He replied, “Because I didn’t want to ruin a good thing.”

Nick and I might have been tentative at first, but everyone else in my circle knew he was my Prince Charming. I’ve been told there’s a shift that happens in the aura of a person when they meet their special someone. Even if you can’t see auras, as I can’t, you can still feel the movement in a person’s energy when they fall in love. Maybe it’s in the way their new lover’s name leaves their lips, or in the micromovements on their face as you catch their smirk turn into a swoon.

My mother claimed it was the sound of my voice when I said Nick’s name; my sister probably saw changes in my aura (she’s into that stuff); friends noted how much more I smiled since starting to date him.

One late summer’s evening, early in our relationship, while washing dishes after dinner in my apartment kitchen, I started humming the melody of You Are My Sunshine when Nick walked into the room. A warm flush crept across my cheeks as I faced him. I continued anyway, with a change to the lyrics. I sang to him in my off-key voice, “You are my boyfriend, my online boyfriend—” He rolled his eyes as I giggled through the rest and finished with,

“Please don’t take my online boyfriend away.” My stare fixed on his as he moved closer, and I asked instead of singing, “You’re not going to take my online boyfriend away, are you?”

Scooping his arms around my waist, he held my gaze and paused. Both of us wondered what the other was thinking. He pressed his lean muscular body against mine. Like puzzle pieces, I fit perfectly nuzzled into his neck. His minty breath was warm against the skin of my nape as he whispered in my ear, “Never.”
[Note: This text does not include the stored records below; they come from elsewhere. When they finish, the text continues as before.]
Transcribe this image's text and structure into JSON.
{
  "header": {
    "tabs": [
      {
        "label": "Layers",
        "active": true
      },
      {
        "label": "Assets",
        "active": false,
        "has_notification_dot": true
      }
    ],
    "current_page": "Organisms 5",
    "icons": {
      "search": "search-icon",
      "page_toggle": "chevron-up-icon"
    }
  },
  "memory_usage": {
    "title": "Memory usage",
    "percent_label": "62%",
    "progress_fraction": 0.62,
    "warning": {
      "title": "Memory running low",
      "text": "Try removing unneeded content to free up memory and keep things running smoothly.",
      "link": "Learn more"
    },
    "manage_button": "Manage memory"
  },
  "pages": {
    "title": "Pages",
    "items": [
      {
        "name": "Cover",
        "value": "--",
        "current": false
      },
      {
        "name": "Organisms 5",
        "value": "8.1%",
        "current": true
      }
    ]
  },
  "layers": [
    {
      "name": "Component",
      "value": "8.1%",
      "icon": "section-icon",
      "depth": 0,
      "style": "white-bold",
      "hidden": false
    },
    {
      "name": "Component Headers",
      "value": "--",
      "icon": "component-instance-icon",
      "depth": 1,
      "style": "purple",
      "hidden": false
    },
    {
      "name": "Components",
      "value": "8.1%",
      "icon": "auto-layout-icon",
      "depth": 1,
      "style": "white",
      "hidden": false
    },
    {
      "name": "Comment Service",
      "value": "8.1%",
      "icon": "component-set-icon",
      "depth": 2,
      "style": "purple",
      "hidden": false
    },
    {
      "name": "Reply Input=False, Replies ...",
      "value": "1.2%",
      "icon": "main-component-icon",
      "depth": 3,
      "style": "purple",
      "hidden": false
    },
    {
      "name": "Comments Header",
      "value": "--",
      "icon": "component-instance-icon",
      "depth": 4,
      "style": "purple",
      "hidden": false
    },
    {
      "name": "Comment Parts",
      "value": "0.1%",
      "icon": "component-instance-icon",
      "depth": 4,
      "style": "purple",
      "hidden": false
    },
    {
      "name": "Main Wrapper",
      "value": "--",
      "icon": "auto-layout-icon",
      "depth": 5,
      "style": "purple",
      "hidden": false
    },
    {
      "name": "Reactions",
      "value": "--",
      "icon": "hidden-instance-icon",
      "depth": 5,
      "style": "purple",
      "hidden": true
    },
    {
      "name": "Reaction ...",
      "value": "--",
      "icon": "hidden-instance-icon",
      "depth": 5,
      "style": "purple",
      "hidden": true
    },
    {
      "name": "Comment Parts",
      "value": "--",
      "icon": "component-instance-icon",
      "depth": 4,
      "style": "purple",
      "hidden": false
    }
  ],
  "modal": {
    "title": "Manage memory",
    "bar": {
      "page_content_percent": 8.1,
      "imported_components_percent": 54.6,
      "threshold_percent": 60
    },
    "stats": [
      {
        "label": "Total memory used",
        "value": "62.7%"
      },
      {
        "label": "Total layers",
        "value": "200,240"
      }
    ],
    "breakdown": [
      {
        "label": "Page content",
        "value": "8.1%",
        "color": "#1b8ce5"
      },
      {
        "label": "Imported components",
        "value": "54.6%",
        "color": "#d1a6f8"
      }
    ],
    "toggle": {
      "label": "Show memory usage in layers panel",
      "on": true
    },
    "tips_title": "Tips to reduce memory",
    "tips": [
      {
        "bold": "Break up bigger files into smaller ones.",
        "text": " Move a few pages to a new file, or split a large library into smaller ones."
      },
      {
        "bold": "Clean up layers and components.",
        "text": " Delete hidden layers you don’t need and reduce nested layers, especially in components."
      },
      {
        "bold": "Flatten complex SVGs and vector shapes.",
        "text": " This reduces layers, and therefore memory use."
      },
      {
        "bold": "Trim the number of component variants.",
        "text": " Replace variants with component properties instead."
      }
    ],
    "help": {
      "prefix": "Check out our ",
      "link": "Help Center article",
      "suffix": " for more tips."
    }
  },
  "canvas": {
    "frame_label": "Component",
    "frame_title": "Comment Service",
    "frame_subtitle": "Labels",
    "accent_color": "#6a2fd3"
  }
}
Pulling me tighter to him, he kissed my parted lips, softly, slowly, and longingly. It was then that I felt the shift in my own aura and knew what everyone else already saw. He was the one.

We did everything the “right” way. When a pseudo-perfectionist (me) and a rule follower (him) fall in love, life proceeds as planned. One year after our first date we whispered, “I love you.” Check. Two years forward, we moved in together. Check. Three years went by, and we were engaged. Check. Four years passed, and we were married. Check. Everything worked out in order, just like the nursery rhyme I had sung as a child foreshadowed. “First comes love, then comes marriage . . .” Then, five years later we bought a house and on move-in day, I couldn’t wait to share with him our newest adventure. “Then comes the baby in a baby carriage.”

I was pregnant.